To select proper gauges for your system, it is important to understand how pressure gauges work and the options available to you. Read on to learn about the 3 functional components in a typical pressure gauge, what the dials of typical gauges show and how to identify accuracy standards of your pressure gauges.
The first functional component of a pressure gauge is the flexible measuring element. Bourdon tube and diaphragm flexible measuring elements are the two most common used today.
The bourdon tube works like a paper party horn. When pressure is applied to the inside of the bourdon tube within the gauge, the flattened portion of the tube tries to return to its original curled shape.
By contrast, a diaphragm measuring element is found in gauges that measure lower pressures (less than 400 mbar or 15 psi). When exposed to pressure, the diaphragm element becomes deformed and creates rotary movement of the pointer at the end of the dial.

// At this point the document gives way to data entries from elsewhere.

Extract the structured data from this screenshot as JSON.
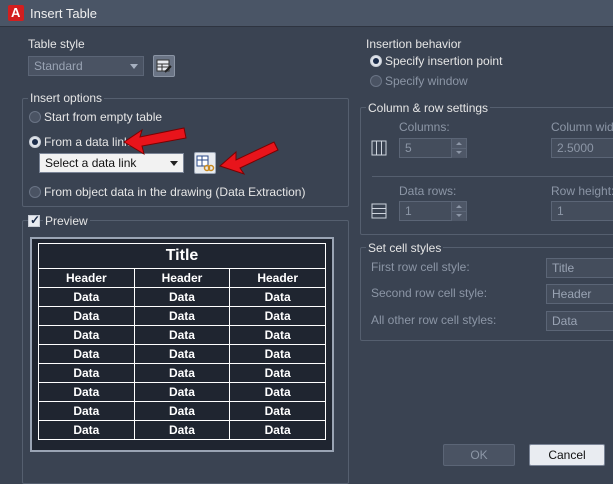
{
  "window": {
    "title": "Insert Table"
  },
  "table_style": {
    "label": "Table style",
    "value": "Standard"
  },
  "insert_options": {
    "label": "Insert options",
    "empty_table": "Start from empty table",
    "data_link": "From a data link",
    "data_link_select": "Select a data link",
    "object_data": "From object data in the drawing (Data Extraction)"
  },
  "preview": {
    "label": "Preview",
    "title": "Title",
    "headers": [
      "Header",
      "Header",
      "Header"
    ],
    "data_cell": "Data"
  },
  "insertion": {
    "label": "Insertion behavior",
    "point": "Specify insertion point",
    "window": "Specify window"
  },
  "colrow": {
    "label": "Column & row settings",
    "columns_label": "Columns:",
    "columns_value": "5",
    "col_width_label": "Column width",
    "col_width_value": "2.5000",
    "data_rows_label": "Data rows:",
    "data_rows_value": "1",
    "row_height_label": "Row height:",
    "row_height_value": "1"
  },
  "cellstyles": {
    "label": "Set cell styles",
    "first_label": "First row cell style:",
    "first_value": "Title",
    "second_label": "Second row cell style:",
    "second_value": "Header",
    "other_label": "All other row cell styles:",
    "other_value": "Data"
  },
  "buttons": {
    "ok": "OK",
    "cancel": "Cancel"
  }
}
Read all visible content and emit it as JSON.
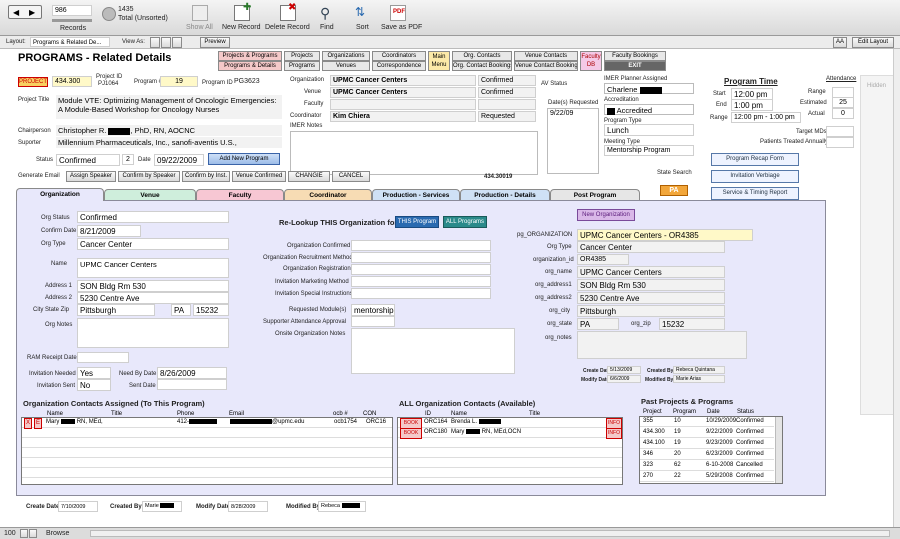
{
  "toolbar": {
    "record_number": "986",
    "records_label": "Records",
    "found_count": "1435",
    "total_label": "Total (Unsorted)",
    "show_all": "Show All",
    "new_record": "New Record",
    "delete_record": "Delete Record",
    "find": "Find",
    "sort": "Sort",
    "save_pdf": "Save as PDF"
  },
  "subbar": {
    "layout_label": "Layout:",
    "layout_value": "Programs & Related De...",
    "view_as": "View As:",
    "preview": "Preview",
    "aa": "AA",
    "edit_layout": "Edit Layout"
  },
  "header": {
    "title": "PROGRAMS - Related Details"
  },
  "nav": {
    "projects_programs": "Projects & Programs",
    "programs_details": "Programs & Details",
    "projects": "Projects",
    "programs": "Programs",
    "organizations": "Organizations",
    "venues": "Venues",
    "coordinators": "Coordinators",
    "correspondence": "Correspondence",
    "main_menu": "Main Menu",
    "org_contacts": "Org. Contacts",
    "org_contact_bookings": "Org. Contact Bookings",
    "venue_contacts": "Venue Contacts",
    "venue_contact_bookings": "Venue Contact Bookings",
    "faculty_db": "Faculty DB",
    "faculty_bookings": "Faculty Bookings",
    "exit": "EXIT"
  },
  "top": {
    "project_badge": "PROJECT",
    "project_num": "434.300",
    "project_id_label": "Project ID",
    "project_id": "PJ1064",
    "program_num_label": "Program #",
    "program_num": "19",
    "program_id_label": "Program ID",
    "program_id": "PG3623",
    "project_title_label": "Project Title",
    "project_title": "Module VTE: Optimizing Management of Oncologic Emergencies: A Module-Based Workshop for Oncology Nurses",
    "chairperson_label": "Chairperson",
    "chairperson_pre": "Christopher R.",
    "chairperson_post": ", PhD, RN, AOCNC",
    "supporter_label": "Suporter",
    "supporter": "Millennium Pharmaceuticals, Inc., sanofi-aventis U.S.,",
    "status_label": "Status",
    "status": "Confirmed",
    "status_num": "2",
    "date_label": "Date",
    "date": "09/22/2009",
    "add_program": "Add New Program"
  },
  "summary": {
    "org_label": "Organization",
    "org": "UPMC Cancer Centers",
    "org_status": "Confirmed",
    "venue_label": "Venue",
    "venue": "UPMC Cancer Centers",
    "venue_status": "Confirmed",
    "faculty_label": "Faculty",
    "coordinator_label": "Coordinator",
    "coordinator": "Kim Chiera",
    "coord_status": "Requested",
    "imer_notes_label": "IMER Notes",
    "av_status_label": "AV Status",
    "dates_req_label": "Date(s) Requested",
    "dates_req": "9/22/09",
    "planner_label": "IMER Planner Assigned",
    "planner": "Charlene",
    "accreditation_label": "Accreditation",
    "accreditation": "Accredited",
    "program_type_label": "Program Type",
    "program_type": "Lunch",
    "meeting_type_label": "Meeting Type",
    "meeting_type": "Mentorship Program",
    "program_time": "Program Time",
    "start_label": "Start",
    "start": "12:00 pm",
    "end_label": "End",
    "end": "1:00 pm",
    "range_label": "Range",
    "range": "12:00 pm - 1:00 pm",
    "attendance": "Attendance",
    "att_range": "Range",
    "estimated": "Estimated",
    "estimated_val": "25",
    "actual": "Actual",
    "actual_val": "0",
    "target_mds": "Target MDs",
    "patients_treated": "Patients Treated Annually",
    "hidden": "Hidden"
  },
  "email": {
    "generate": "Generate Email",
    "assign_speaker": "Assign Speaker",
    "confirm_speaker": "Confirm by Speaker",
    "confirm_inst": "Confirm by Inst.",
    "venue_confirmed": "Venue Confirmed",
    "change": "CHANGIE",
    "cancel": "CANCEL",
    "code": "434.30019",
    "state_search": "State Search",
    "state": "PA"
  },
  "side_buttons": [
    "Program Recap Form",
    "Invitation Verbiage",
    "Service & Timing Report"
  ],
  "tabs": [
    "Organization",
    "Venue",
    "Faculty",
    "Coordinator",
    "Production - Services",
    "Production - Details",
    "Post Program"
  ],
  "org": {
    "org_status_label": "Org Status",
    "org_status": "Confirmed",
    "confirm_date_label": "Confirm Date",
    "confirm_date": "8/21/2009",
    "org_type_label": "Org Type",
    "org_type": "Cancer Center",
    "name_label": "Name",
    "name": "UPMC Cancer Centers",
    "addr1_label": "Address 1",
    "addr1": "SON Bldg Rm 530",
    "addr2_label": "Address 2",
    "addr2": "5230 Centre Ave",
    "csz_label": "City State Zip",
    "city": "Pittsburgh",
    "state": "PA",
    "zip": "15232",
    "notes_label": "Org Notes",
    "ram_label": "RAM Receipt Date",
    "inv_needed_label": "Invitation Needed",
    "inv_needed": "Yes",
    "need_by_label": "Need By Date",
    "need_by": "8/26/2009",
    "inv_sent_label": "Invitation Sent",
    "inv_sent": "No",
    "sent_date_label": "Sent Date"
  },
  "relookup": {
    "title": "Re-Lookup THIS Organization for:",
    "this_program": "THIS Program",
    "all_programs": "ALL Programs",
    "org_confirmed": "Organization Confirmed",
    "recruit": "Organization Recruitment Method",
    "registration": "Organization Registration",
    "inv_marketing": "Invitation Marketing Method",
    "inv_special": "Invitation Special Instructions",
    "requested_modules": "Requested Module(s)",
    "requested_modules_val": "mentorship",
    "supporter_approval": "Supporter Attendance Approval",
    "onsite_notes": "Onsite Organization Notes"
  },
  "pgorg": {
    "new_org": "New Organization",
    "pg_org_label": "pg_ORGANIZATION",
    "pg_org": "UPMC Cancer Centers - OR4385",
    "org_type_label": "Org Type",
    "org_type": "Cancer Center",
    "org_id_label": "organization_id",
    "org_id": "OR4385",
    "org_name_label": "org_name",
    "org_name": "UPMC Cancer Centers",
    "addr1_label": "org_address1",
    "addr1": "SON Bldg Rm 530",
    "addr2_label": "org_address2",
    "addr2": "5230 Centre Ave",
    "city_label": "org_city",
    "city": "Pittsburgh",
    "state_label": "org_state",
    "state": "PA",
    "zip_label": "org_zip",
    "zip": "15232",
    "notes_label": "org_notes",
    "create_date_label": "Create Date",
    "create_date": "5/13/2009",
    "modify_date_label": "Modify Date",
    "modify_date": "6/6/2009",
    "created_by_label": "Created By",
    "created_by": "Rebeca Quintana",
    "modified_by_label": "Modified By",
    "modified_by": "Marie Arias"
  },
  "contacts_assigned": {
    "title": "Organization Contacts Assigned (To This Program)",
    "headers": [
      "Name",
      "Title",
      "Phone",
      "Email",
      "ocb #",
      "CON"
    ],
    "row": {
      "x": "X",
      "e": "E",
      "name_pre": "Mary",
      "name_post": "RN, MEd,",
      "phone": "412-",
      "email": "@upmc.edu",
      "ocb": "ocb1754",
      "con": "ORC16"
    }
  },
  "all_contacts": {
    "title": "ALL Organization Contacts (Available)",
    "headers": [
      "ID",
      "Name",
      "Title"
    ],
    "rows": [
      {
        "book": "BOOK",
        "id": "ORC164",
        "name_pre": "Brenda L.",
        "name_post": "",
        "info": "INFO"
      },
      {
        "book": "BOOK",
        "id": "ORC180",
        "name_pre": "Mary",
        "name_post": "RN, MEd,OCN",
        "info": "INFO"
      }
    ]
  },
  "past": {
    "title": "Past Projects & Programs",
    "headers": [
      "Project",
      "Program",
      "Date",
      "Status"
    ],
    "rows": [
      [
        "355",
        "10",
        "10/29/2009",
        "Confirmed"
      ],
      [
        "434.300",
        "19",
        "9/22/2009",
        "Confirmed"
      ],
      [
        "434.100",
        "19",
        "9/23/2009",
        "Confirmed"
      ],
      [
        "346",
        "20",
        "6/23/2009",
        "Confirmed"
      ],
      [
        "323",
        "62",
        "6-10-2008",
        "Cancelled"
      ],
      [
        "270",
        "22",
        "5/29/2008",
        "Confirmed"
      ]
    ]
  },
  "footer": {
    "create_date_label": "Create Date",
    "create_date": "7/10/2009",
    "created_by_label": "Created By",
    "created_by": "Marie",
    "modify_date_label": "Modify Date",
    "modify_date": "8/28/2009",
    "modified_by_label": "Modified By",
    "modified_by": "Rebeca"
  },
  "status_bar": {
    "zoom": "100",
    "mode": "Browse"
  }
}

The second functional element of a pressure gauge is the movement. This consists of a gear and a lever. The flexion of the measuring element (described above) translates through the movement and causes rotation of the pointer through the gear and lever.
Gauge dials have scales that typically span a 270 degree arc. The pointer, which moves using the elements described above, indicates the amount of pressure registered on the dial.
On the dial of a pressure gauge, you will find:
- The span or dial arc
- Units of pressure the gauge works in
- The accuracy class of the gauge
- The safety marking
You will also consider the following when selecting proper gauges:
- The case is designed to accommodate different connection options, including lower mount, center back mount and lower back mount positions.
- Liquid-filled gauges dampen the forces of shock and vibration. This makes the gauge easier to read when those conditions are present. Liquid filling also reduces the potential for corrosion inside the gauge and acts as a lubricant and coolant for the gauge's moving parts.
About Accuracy Standards:
Accuracy standards are the part of the span of the dial where the gauge displays the pressure with the most accuracy, typically the middle third of the dial.
To protect the gauge AND ensure accuracy, the full scale range of the pressure gauge should be twice the system's working pressure, so that typical operating readings appear in the mid-third of the scale range.
In static applications, system working pressure should be ¾ or less of the scale range. In dynamic applications where there may be pressure spikes or surges the system working pressure should be 2/3 or less of the scale range.
Consider the level of accuracy required when selecting a gauge for your system. A gauge with a standard of plus or minus one percent means that it will provide a measure of pressure within one percent of the true pressure.
In the United States, ASME B40.1 assigns grades to convey the accuracy standards of different gauges.
Additional criteria to consider when selecting your gauges include:
- Your process media
- Ambient temperature
- Pressure range
- Dial size
- The amount of vibration and shock potential from the system
- Mounting and end connection requirements
Swagelok offers gauges that meet ASML B40. 1 accuracy requirements and come in a variety of sizes and end connection types, including Swagelok tube adapters. Stainless steel construction and wetted parts are compatible for corrosive service. For additional reliability, you may also select Swagelok factory-calibrated and pressure tested gauges.